*** SUPPLIED MATERIAL Section Begins ***

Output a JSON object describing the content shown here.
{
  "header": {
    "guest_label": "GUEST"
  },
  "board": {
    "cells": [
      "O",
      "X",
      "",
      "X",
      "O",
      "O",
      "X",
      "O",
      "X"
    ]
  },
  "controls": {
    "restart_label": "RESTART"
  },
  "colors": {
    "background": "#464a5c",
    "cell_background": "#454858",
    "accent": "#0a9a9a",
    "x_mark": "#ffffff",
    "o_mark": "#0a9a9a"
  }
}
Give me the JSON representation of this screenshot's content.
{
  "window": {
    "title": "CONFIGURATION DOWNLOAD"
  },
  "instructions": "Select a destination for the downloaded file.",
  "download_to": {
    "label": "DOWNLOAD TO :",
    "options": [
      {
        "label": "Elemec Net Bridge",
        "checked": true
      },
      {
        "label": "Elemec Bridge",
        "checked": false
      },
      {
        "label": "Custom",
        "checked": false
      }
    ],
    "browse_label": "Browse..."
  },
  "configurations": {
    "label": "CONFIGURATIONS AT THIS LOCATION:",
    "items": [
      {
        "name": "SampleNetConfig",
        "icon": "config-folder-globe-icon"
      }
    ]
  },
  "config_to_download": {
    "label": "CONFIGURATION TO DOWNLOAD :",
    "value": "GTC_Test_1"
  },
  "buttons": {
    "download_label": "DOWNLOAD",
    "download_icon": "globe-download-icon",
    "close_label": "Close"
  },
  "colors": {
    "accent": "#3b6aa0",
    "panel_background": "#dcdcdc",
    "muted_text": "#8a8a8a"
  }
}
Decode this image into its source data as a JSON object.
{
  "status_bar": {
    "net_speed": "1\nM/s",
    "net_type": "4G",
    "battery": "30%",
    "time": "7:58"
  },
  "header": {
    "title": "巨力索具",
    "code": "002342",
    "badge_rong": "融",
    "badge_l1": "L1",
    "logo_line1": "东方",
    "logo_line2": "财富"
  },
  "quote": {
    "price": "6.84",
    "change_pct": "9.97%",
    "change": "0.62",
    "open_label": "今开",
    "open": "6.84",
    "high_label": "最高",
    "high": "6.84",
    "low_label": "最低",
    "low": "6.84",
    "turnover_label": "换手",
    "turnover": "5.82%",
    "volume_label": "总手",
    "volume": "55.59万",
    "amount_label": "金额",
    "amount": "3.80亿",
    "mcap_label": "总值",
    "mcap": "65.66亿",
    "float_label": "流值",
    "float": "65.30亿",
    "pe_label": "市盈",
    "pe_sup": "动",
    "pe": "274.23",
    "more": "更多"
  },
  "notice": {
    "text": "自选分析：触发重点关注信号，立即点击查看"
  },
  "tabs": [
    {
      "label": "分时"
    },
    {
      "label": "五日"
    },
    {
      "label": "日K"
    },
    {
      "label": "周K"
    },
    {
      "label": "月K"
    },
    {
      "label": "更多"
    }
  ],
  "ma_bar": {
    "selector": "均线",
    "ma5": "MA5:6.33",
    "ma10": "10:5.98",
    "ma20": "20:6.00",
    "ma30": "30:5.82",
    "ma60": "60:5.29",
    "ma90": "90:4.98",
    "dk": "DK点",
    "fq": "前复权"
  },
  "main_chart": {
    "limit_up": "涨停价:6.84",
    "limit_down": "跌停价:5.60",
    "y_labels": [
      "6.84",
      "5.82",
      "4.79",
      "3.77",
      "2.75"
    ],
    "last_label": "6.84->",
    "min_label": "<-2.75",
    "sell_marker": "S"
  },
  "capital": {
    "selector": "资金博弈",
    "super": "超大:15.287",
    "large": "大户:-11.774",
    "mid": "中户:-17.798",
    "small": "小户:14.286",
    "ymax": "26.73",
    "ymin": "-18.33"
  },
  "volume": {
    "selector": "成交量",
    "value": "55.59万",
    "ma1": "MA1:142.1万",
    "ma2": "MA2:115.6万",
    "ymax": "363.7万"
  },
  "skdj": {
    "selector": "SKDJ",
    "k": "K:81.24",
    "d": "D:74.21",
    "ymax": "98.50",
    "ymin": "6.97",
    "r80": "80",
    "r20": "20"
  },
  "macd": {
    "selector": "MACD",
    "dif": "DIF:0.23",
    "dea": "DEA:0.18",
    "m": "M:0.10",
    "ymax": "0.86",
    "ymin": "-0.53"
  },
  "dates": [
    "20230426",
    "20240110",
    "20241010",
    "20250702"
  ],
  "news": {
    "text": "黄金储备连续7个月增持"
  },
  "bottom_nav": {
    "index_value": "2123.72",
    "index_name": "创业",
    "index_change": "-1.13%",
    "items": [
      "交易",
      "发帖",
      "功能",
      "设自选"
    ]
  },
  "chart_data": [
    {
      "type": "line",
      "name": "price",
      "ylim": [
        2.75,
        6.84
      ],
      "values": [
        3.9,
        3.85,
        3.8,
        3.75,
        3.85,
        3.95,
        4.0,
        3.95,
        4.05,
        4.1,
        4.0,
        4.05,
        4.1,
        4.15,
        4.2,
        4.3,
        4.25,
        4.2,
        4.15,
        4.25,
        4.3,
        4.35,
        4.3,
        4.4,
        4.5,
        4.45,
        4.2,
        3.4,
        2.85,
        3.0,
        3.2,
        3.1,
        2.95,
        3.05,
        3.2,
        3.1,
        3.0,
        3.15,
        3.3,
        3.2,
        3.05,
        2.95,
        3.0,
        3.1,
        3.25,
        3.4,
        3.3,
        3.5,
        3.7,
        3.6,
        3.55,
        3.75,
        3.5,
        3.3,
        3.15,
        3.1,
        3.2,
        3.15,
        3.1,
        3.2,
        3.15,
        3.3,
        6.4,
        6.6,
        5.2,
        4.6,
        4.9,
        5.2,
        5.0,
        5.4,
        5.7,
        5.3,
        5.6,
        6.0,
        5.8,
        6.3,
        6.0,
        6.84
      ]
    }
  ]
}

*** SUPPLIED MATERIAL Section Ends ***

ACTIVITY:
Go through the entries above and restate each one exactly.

EXERCISE ANSWER:
Output a JSON object describing the content shown here.
{
  "header": {
    "guest_label": "GUEST"
  },
  "board": {
    "cells": [
      "O",
      "X",
      "",
      "X",
      "O",
      "O",
      "X",
      "O",
      "X"
    ]
  },
  "controls": {
    "restart_label": "RESTART"
  },
  "colors": {
    "background": "#464a5c",
    "cell_background": "#454858",
    "accent": "#0a9a9a",
    "x_mark": "#ffffff",
    "o_mark": "#0a9a9a"
  }
}
Give me the JSON representation of this screenshot's content.
{
  "window": {
    "title": "CONFIGURATION DOWNLOAD"
  },
  "instructions": "Select a destination for the downloaded file.",
  "download_to": {
    "label": "DOWNLOAD TO :",
    "options": [
      {
        "label": "Elemec Net Bridge",
        "checked": true
      },
      {
        "label": "Elemec Bridge",
        "checked": false
      },
      {
        "label": "Custom",
        "checked": false
      }
    ],
    "browse_label": "Browse..."
  },
  "configurations": {
    "label": "CONFIGURATIONS AT THIS LOCATION:",
    "items": [
      {
        "name": "SampleNetConfig",
        "icon": "config-folder-globe-icon"
      }
    ]
  },
  "config_to_download": {
    "label": "CONFIGURATION TO DOWNLOAD :",
    "value": "GTC_Test_1"
  },
  "buttons": {
    "download_label": "DOWNLOAD",
    "download_icon": "globe-download-icon",
    "close_label": "Close"
  },
  "colors": {
    "accent": "#3b6aa0",
    "panel_background": "#dcdcdc",
    "muted_text": "#8a8a8a"
  }
}
Decode this image into its source data as a JSON object.
{
  "status_bar": {
    "net_speed": "1\nM/s",
    "net_type": "4G",
    "battery": "30%",
    "time": "7:58"
  },
  "header": {
    "title": "巨力索具",
    "code": "002342",
    "badge_rong": "融",
    "badge_l1": "L1",
    "logo_line1": "东方",
    "logo_line2": "财富"
  },
  "quote": {
    "price": "6.84",
    "change_pct": "9.97%",
    "change": "0.62",
    "open_label": "今开",
    "open": "6.84",
    "high_label": "最高",
    "high": "6.84",
    "low_label": "最低",
    "low": "6.84",
    "turnover_label": "换手",
    "turnover": "5.82%",
    "volume_label": "总手",
    "volume": "55.59万",
    "amount_label": "金额",
    "amount": "3.80亿",
    "mcap_label": "总值",
    "mcap": "65.66亿",
    "float_label": "流值",
    "float": "65.30亿",
    "pe_label": "市盈",
    "pe_sup": "动",
    "pe": "274.23",
    "more": "更多"
  },
  "notice": {
    "text": "自选分析：触发重点关注信号，立即点击查看"
  },
  "tabs": [
    {
      "label": "分时"
    },
    {
      "label": "五日"
    },
    {
      "label": "日K"
    },
    {
      "label": "周K"
    },
    {
      "label": "月K"
    },
    {
      "label": "更多"
    }
  ],
  "ma_bar": {
    "selector": "均线",
    "ma5": "MA5:6.33",
    "ma10": "10:5.98",
    "ma20": "20:6.00",
    "ma30": "30:5.82",
    "ma60": "60:5.29",
    "ma90": "90:4.98",
    "dk": "DK点",
    "fq": "前复权"
  },
  "main_chart": {
    "limit_up": "涨停价:6.84",
    "limit_down": "跌停价:5.60",
    "y_labels": [
      "6.84",
      "5.82",
      "4.79",
      "3.77",
      "2.75"
    ],
    "last_label": "6.84->",
    "min_label": "<-2.75",
    "sell_marker": "S"
  },
  "capital": {
    "selector": "资金博弈",
    "super": "超大:15.287",
    "large": "大户:-11.774",
    "mid": "中户:-17.798",
    "small": "小户:14.286",
    "ymax": "26.73",
    "ymin": "-18.33"
  },
  "volume": {
    "selector": "成交量",
    "value": "55.59万",
    "ma1": "MA1:142.1万",
    "ma2": "MA2:115.6万",
    "ymax": "363.7万"
  },
  "skdj": {
    "selector": "SKDJ",
    "k": "K:81.24",
    "d": "D:74.21",
    "ymax": "98.50",
    "ymin": "6.97",
    "r80": "80",
    "r20": "20"
  },
  "macd": {
    "selector": "MACD",
    "dif": "DIF:0.23",
    "dea": "DEA:0.18",
    "m": "M:0.10",
    "ymax": "0.86",
    "ymin": "-0.53"
  },
  "dates": [
    "20230426",
    "20240110",
    "20241010",
    "20250702"
  ],
  "news": {
    "text": "黄金储备连续7个月增持"
  },
  "bottom_nav": {
    "index_value": "2123.72",
    "index_name": "创业",
    "index_change": "-1.13%",
    "items": [
      "交易",
      "发帖",
      "功能",
      "设自选"
    ]
  },
  "chart_data": [
    {
      "type": "line",
      "name": "price",
      "ylim": [
        2.75,
        6.84
      ],
      "values": [
        3.9,
        3.85,
        3.8,
        3.75,
        3.85,
        3.95,
        4.0,
        3.95,
        4.05,
        4.1,
        4.0,
        4.05,
        4.1,
        4.15,
        4.2,
        4.3,
        4.25,
        4.2,
        4.15,
        4.25,
        4.3,
        4.35,
        4.3,
        4.4,
        4.5,
        4.45,
        4.2,
        3.4,
        2.85,
        3.0,
        3.2,
        3.1,
        2.95,
        3.05,
        3.2,
        3.1,
        3.0,
        3.15,
        3.3,
        3.2,
        3.05,
        2.95,
        3.0,
        3.1,
        3.25,
        3.4,
        3.3,
        3.5,
        3.7,
        3.6,
        3.55,
        3.75,
        3.5,
        3.3,
        3.15,
        3.1,
        3.2,
        3.15,
        3.1,
        3.2,
        3.15,
        3.3,
        6.4,
        6.6,
        5.2,
        4.6,
        4.9,
        5.2,
        5.0,
        5.4,
        5.7,
        5.3,
        5.6,
        6.0,
        5.8,
        6.3,
        6.0,
        6.84
      ]
    }
  ]
}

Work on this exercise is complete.